### Task objective
Make an exact copy of the records below. Include every line.

### Given information
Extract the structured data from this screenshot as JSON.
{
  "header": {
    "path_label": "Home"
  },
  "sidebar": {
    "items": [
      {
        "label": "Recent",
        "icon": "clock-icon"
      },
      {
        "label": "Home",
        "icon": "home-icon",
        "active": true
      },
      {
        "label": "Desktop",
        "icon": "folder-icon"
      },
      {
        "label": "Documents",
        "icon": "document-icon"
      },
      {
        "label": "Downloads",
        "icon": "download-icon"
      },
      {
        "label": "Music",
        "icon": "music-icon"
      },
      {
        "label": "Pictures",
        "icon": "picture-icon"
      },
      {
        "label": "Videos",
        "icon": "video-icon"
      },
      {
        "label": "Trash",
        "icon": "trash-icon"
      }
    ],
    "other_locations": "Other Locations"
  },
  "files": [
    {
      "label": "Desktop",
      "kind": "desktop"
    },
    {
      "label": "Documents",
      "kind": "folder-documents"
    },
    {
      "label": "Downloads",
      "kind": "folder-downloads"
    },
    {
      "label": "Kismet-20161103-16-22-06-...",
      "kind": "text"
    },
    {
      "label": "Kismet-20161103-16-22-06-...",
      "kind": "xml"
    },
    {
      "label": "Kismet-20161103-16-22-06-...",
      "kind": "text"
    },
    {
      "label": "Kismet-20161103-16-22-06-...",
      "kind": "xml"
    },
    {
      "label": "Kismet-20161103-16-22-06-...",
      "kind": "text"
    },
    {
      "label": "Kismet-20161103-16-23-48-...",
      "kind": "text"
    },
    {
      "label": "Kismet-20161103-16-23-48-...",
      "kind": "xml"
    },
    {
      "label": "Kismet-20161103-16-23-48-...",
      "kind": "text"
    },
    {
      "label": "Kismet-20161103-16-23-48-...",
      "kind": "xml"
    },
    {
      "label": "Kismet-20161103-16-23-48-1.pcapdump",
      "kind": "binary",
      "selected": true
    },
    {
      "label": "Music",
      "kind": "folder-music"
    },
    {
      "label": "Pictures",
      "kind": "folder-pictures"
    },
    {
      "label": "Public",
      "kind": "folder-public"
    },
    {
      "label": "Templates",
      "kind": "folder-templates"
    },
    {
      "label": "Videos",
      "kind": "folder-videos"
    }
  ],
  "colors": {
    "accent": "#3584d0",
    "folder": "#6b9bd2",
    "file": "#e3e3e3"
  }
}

### Response
Extract the structured data from this screenshot as JSON.
{
  "header": {
    "path_label": "Home"
  },
  "sidebar": {
    "items": [
      {
        "label": "Recent",
        "icon": "clock-icon"
      },
      {
        "label": "Home",
        "icon": "home-icon",
        "active": true
      },
      {
        "label": "Desktop",
        "icon": "folder-icon"
      },
      {
        "label": "Documents",
        "icon": "document-icon"
      },
      {
        "label": "Downloads",
        "icon": "download-icon"
      },
      {
        "label": "Music",
        "icon": "music-icon"
      },
      {
        "label": "Pictures",
        "icon": "picture-icon"
      },
      {
        "label": "Videos",
        "icon": "video-icon"
      },
      {
        "label": "Trash",
        "icon": "trash-icon"
      }
    ],
    "other_locations": "Other Locations"
  },
  "files": [
    {
      "label": "Desktop",
      "kind": "desktop"
    },
    {
      "label": "Documents",
      "kind": "folder-documents"
    },
    {
      "label": "Downloads",
      "kind": "folder-downloads"
    },
    {
      "label": "Kismet-20161103-16-22-06-...",
      "kind": "text"
    },
    {
      "label": "Kismet-20161103-16-22-06-...",
      "kind": "xml"
    },
    {
      "label": "Kismet-20161103-16-22-06-...",
      "kind": "text"
    },
    {
      "label": "Kismet-20161103-16-22-06-...",
      "kind": "xml"
    },
    {
      "label": "Kismet-20161103-16-22-06-...",
      "kind": "text"
    },
    {
      "label": "Kismet-20161103-16-23-48-...",
      "kind": "text"
    },
    {
      "label": "Kismet-20161103-16-23-48-...",
      "kind": "xml"
    },
    {
      "label": "Kismet-20161103-16-23-48-...",
      "kind": "text"
    },
    {
      "label": "Kismet-20161103-16-23-48-...",
      "kind": "xml"
    },
    {
      "label": "Kismet-20161103-16-23-48-1.pcapdump",
      "kind": "binary",
      "selected": true
    },
    {
      "label": "Music",
      "kind": "folder-music"
    },
    {
      "label": "Pictures",
      "kind": "folder-pictures"
    },
    {
      "label": "Public",
      "kind": "folder-public"
    },
    {
      "label": "Templates",
      "kind": "folder-templates"
    },
    {
      "label": "Videos",
      "kind": "folder-videos"
    }
  ],
  "colors": {
    "accent": "#3584d0",
    "folder": "#6b9bd2",
    "file": "#e3e3e3"
  }
}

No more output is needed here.